◆ **What you will do**:
One figure is the expected answer: how many lines in the listing contain "Validation".

◆ **Data for this task**:
--------------------------------

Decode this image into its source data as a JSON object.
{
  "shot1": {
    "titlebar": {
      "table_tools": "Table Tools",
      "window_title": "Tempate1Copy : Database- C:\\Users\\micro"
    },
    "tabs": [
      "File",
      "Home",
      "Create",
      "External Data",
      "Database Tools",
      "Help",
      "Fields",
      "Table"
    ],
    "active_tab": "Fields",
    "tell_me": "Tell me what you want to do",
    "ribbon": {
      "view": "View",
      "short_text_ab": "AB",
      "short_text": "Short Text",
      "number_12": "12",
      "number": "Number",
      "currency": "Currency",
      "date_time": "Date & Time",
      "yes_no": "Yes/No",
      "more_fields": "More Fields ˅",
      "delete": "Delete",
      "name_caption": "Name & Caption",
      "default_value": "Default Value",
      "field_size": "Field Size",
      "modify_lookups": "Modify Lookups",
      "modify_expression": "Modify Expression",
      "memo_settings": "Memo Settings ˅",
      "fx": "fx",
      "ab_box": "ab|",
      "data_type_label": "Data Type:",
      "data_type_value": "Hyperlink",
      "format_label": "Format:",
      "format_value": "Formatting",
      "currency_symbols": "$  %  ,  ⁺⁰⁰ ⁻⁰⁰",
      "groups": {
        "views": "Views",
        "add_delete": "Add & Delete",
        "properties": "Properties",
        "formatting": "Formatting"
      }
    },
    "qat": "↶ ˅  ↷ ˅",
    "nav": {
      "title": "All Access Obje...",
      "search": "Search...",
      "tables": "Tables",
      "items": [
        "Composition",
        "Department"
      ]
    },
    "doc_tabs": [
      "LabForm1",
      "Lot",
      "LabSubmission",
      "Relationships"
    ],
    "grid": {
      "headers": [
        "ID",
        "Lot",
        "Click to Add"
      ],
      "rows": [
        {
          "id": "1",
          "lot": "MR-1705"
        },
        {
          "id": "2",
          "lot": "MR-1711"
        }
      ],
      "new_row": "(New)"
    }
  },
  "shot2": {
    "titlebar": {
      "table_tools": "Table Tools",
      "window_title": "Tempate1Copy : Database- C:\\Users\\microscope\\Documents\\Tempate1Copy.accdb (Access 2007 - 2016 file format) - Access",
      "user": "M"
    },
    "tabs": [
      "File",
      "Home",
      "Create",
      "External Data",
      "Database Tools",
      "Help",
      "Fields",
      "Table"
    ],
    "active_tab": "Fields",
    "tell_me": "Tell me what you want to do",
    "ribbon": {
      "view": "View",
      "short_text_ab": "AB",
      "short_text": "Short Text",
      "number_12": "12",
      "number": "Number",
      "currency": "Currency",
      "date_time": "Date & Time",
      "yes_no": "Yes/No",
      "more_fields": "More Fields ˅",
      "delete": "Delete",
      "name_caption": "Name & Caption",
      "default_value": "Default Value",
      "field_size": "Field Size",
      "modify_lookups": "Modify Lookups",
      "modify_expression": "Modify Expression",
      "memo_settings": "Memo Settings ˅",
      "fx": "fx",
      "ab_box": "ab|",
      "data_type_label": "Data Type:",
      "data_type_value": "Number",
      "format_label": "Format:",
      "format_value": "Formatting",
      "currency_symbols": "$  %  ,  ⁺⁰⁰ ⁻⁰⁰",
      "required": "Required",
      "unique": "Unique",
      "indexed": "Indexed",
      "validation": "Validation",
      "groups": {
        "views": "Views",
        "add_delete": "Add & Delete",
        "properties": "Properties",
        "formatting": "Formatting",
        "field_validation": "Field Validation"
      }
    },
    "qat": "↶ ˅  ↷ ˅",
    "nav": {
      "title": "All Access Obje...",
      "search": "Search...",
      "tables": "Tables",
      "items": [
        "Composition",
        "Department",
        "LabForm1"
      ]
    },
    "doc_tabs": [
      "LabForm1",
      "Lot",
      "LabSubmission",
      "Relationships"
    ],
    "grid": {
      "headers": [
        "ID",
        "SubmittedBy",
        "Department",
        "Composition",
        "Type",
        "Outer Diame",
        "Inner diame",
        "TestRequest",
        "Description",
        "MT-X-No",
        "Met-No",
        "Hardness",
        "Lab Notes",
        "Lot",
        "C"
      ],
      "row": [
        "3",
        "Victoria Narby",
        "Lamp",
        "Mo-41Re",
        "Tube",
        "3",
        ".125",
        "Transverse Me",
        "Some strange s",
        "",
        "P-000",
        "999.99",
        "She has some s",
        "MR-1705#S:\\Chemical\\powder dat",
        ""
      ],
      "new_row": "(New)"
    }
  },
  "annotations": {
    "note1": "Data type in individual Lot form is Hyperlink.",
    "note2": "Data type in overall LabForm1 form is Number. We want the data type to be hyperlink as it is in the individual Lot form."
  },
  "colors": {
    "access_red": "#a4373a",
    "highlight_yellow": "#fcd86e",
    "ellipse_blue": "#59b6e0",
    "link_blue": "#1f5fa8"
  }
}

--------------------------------

◆ **Task result**:
2